Camptothecins are broad-spectrum anticancer drugs that specifically target DNA topoisomerase I. Although the availability of camptothecins has had a significant impact on cancer therapeutics, de novo or acquired clinical resistance to camptothecins is common. Studies of camptothecin resistance using yeast and mammalian cell culture models suggest three general mechanisms of resistance: (1) reduced cellular accumulation of camptothecins, (2) alteration in the structure or location of topoisomerase I, and (3) alterations in the cellular response to camptothecin-DNA-ternary complex formation.

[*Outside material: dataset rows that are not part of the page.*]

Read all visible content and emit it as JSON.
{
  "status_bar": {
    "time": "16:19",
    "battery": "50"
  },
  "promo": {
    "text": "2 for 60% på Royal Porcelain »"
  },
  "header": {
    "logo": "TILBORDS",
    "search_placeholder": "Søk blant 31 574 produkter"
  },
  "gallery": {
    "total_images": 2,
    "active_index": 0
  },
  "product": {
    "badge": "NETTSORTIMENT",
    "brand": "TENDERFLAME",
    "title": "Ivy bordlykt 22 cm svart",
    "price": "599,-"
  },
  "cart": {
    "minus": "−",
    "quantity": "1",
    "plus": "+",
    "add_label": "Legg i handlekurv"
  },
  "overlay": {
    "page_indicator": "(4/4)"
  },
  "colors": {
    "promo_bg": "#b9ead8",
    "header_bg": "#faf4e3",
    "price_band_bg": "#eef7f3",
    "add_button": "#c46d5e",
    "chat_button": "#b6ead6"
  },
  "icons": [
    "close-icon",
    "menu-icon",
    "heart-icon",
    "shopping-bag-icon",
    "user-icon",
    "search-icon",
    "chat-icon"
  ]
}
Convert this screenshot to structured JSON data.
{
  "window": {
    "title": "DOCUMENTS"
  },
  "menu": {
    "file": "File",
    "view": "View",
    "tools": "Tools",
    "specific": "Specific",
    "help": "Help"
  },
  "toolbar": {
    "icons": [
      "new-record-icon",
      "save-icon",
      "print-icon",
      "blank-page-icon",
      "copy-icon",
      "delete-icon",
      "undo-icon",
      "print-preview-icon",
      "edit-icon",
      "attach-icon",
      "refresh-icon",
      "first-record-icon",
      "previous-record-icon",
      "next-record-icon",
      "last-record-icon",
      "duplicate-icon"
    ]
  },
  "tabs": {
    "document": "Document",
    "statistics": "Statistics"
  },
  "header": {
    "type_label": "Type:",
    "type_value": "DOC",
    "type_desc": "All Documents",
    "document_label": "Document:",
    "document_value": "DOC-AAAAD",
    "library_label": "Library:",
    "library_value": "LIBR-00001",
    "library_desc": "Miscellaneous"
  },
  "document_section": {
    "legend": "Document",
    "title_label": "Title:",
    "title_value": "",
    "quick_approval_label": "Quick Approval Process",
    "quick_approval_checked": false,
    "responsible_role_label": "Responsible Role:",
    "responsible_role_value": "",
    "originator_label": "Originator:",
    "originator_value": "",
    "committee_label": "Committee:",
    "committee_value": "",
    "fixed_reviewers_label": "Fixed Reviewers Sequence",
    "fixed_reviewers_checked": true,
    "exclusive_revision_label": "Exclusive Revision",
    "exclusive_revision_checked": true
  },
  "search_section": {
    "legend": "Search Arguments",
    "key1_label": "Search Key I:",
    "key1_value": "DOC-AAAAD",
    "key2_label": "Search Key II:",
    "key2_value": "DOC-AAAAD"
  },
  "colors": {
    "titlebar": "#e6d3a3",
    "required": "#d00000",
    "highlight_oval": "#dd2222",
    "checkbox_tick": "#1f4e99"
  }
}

The relevance of these mechanisms to clinical drug resistance is not yet known, but evaluation of these models in clinical specimens should enhance the use of camptothecins both as single agents and in combination with other anticancer drugs.
|Original language||English (US)|
|Number of pages||10|
|Journal||Annals of the New York Academy of Sciences|
|State||Published - 2000|
ASJC Scopus subject areas
- Biochemistry, Genetics and Molecular Biology(all)
- History and Philosophy of Science